Pick any island in the Aloha State, which has a much more complicated and diverse history, culture and lifestyle than you may think, and you won't regret it. There is so much to see, adventures to experience and hidden gems to explore. Tourists usually go to Hawaii for its stunning beaches, bustling nightlife, family adventures, and surfing. The beautiful islands are home to many astonishing spots – some of them even secluded shores you don't know about.

Sanibel and Captiva, Florida

You don't need to go to the Caribbean for a remarkable tropical experience. Sanibel Island & Captiva provide the perfect vacation spot – 15 miles of beaches, 25 miles of bike paths, 50 kinds of fish, 230 kinds of birds, 250 kinds of shells and, very importantly, zero traffic lights. You'll be truly captivated. Explore areas where pirates roamed – the mystery and adventure is still there – and find new treasures.  

Chincoteague Island, Virginia

You won't find any high rises, board walks or traffic jamsChincoteague Island, Virginia's only resort Island which is just 7 miles long, is a serene, yet fun filled, tourist destination. It is home to the famous Chincoteague Wild Ponies. They are free to roam across Assateague Island's National Shoreline. Other things visitors enjoy are beachcombing, boating, fishing, kayaking, clamming, crabbing, swimming, hiking, and bird watching.

Ocracoke Island, North Carolina

You can get to this small fishing village only by boat, ferry or plane. The stunning beaches are protected by the National Park Service. Tourists who want to relax in a tranquil atmosphere and explore streets and buildings designed in a 1800's-style, will find the island ideal. The most iconic attraction is the Ocracoke Lighthouse, which is one of the oldest lighthouses in the country that are still in use.

Mackinac Island, Michigan

You can go back in time on Mackinac Island. It was voted a "Top 10 U.S. Island" by Trip Advisor. For one, there are no cars; they are not allowed. So trek this Victorian treasure on bike, horseback, and carriage. You will never run out of quests to explore. The island has little development land because it's working hard to preserve its natural treasures. That's why hiking and fishing are exhilarating.

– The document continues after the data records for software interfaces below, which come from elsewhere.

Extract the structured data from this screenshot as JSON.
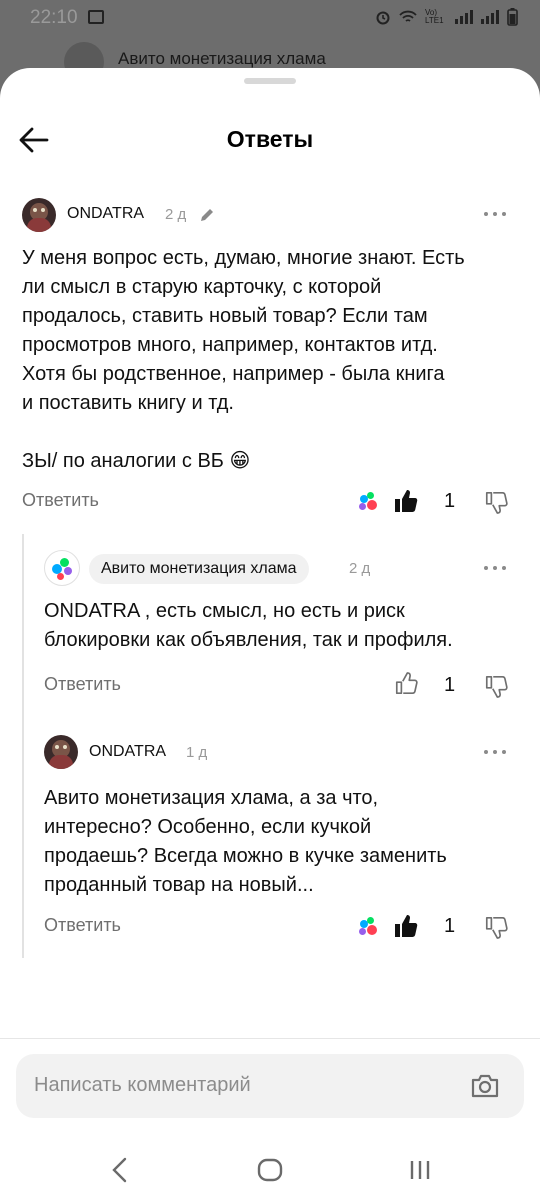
{
  "status_bar": {
    "time": "22:10",
    "network_label": "Vo) LTE1"
  },
  "background": {
    "chat_title": "Авито монетизация хлама"
  },
  "sheet": {
    "title": "Ответы"
  },
  "comments": [
    {
      "author": "ONDATRA",
      "time": "2 д",
      "edited": true,
      "text_lines": [
        "У меня вопрос есть, думаю, многие знают. Есть",
        "ли смысл в старую карточку, с которой",
        "продалось, ставить новый товар? Если там",
        "просмотров много, например, контактов итд.",
        "Хотя бы родственное, например - была книга",
        "и поставить книгу и тд.",
        "",
        "ЗЫ/ по аналогии с ВБ 😁"
      ],
      "reply_label": "Ответить",
      "likes": "1",
      "liked": true
    },
    {
      "author": "Авито монетизация хлама",
      "time": "2 д",
      "text_lines": [
        "ONDATRA , есть смысл, но есть и риск",
        "блокировки как объявления, так и профиля."
      ],
      "reply_label": "Ответить",
      "likes": "1",
      "liked": false
    },
    {
      "author": "ONDATRA",
      "time": "1 д",
      "text_lines": [
        "Авито монетизация хлама, а за что,",
        "интересно? Особенно, если кучкой",
        "продаешь? Всегда можно в кучке заменить",
        "проданный товар на новый..."
      ],
      "reply_label": "Ответить",
      "likes": "1",
      "liked": true
    }
  ],
  "input": {
    "placeholder": "Написать комментарий"
  },
  "icons": {
    "back": "arrow-left-icon",
    "edit": "pencil-icon",
    "more": "more-horizontal-icon",
    "like": "thumb-up-icon",
    "dislike": "thumb-down-icon",
    "camera": "camera-icon",
    "nav_back": "chevron-left-icon",
    "nav_home": "home-icon",
    "nav_recents": "recents-icon"
  },
  "colors": {
    "avito_green": "#04e061",
    "avito_blue": "#00aaff",
    "avito_purple": "#965eeb",
    "avito_red": "#ff4053"
  }
}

Anna Maria Island, Florida

Pick any of the island's 7 miles of long sandy beaches – crowded or more secluded – and you won't make a mistake. Go on eco-tours, boat tours, canoeing or kayaking, dolphin watching or stand-up paddle boarding. There is something to do for every level of active traveler. Golfing and fishing are especially popular. Spend your day sunbathing in this spotlight-free gem, sipping summer cocktails in one of the boardwalk's many venues.

Santa Catalina, California

This is where you go if you don't want to break the bank and for one of the best snorkeling adventures of your life. The Lover's Cove is the most popular, a protected area with kelp forest, rock reef, and a "zoo" of cool-water inhabitants, is the most popular spot. Catalina Island is a picture perfect escape that's just a short boat, plane or helicopter ride from Los Angeles. Adventurous travelers will enjoy kayaking off the coast, hiking or zip lining.

Orcas Island, Washington

Orcas Island is the largest of the San Juan Islands in the northwestern corner of Washington. Locals refer to the horseshoe-shaped isle as "the gem of the San Juans," according to Visit San Juans, because of the stunning combination of picturesque shoreline, the highest mountain in the islands, and a handful of charming hamlets. Most of the island is rustic and hilly – perfect for bikers and hikers. Horseback riding through the forest—the 5,252-acre Moran State Park – is also a popular activity.

U.S. Virgin Islands

Splash into the waters of the Caribbean Sea without paying for a passport. Set a little more than 100 miles east of Puerto Rico, the three main islands—St. Thomas, St. Croix and St. John—offer a little something for everyone. The islands accept U.S. currency, making travel that much easier, but don't mistake these Islands for the British Virgin Islands, as you'll need a passport to enter those islands.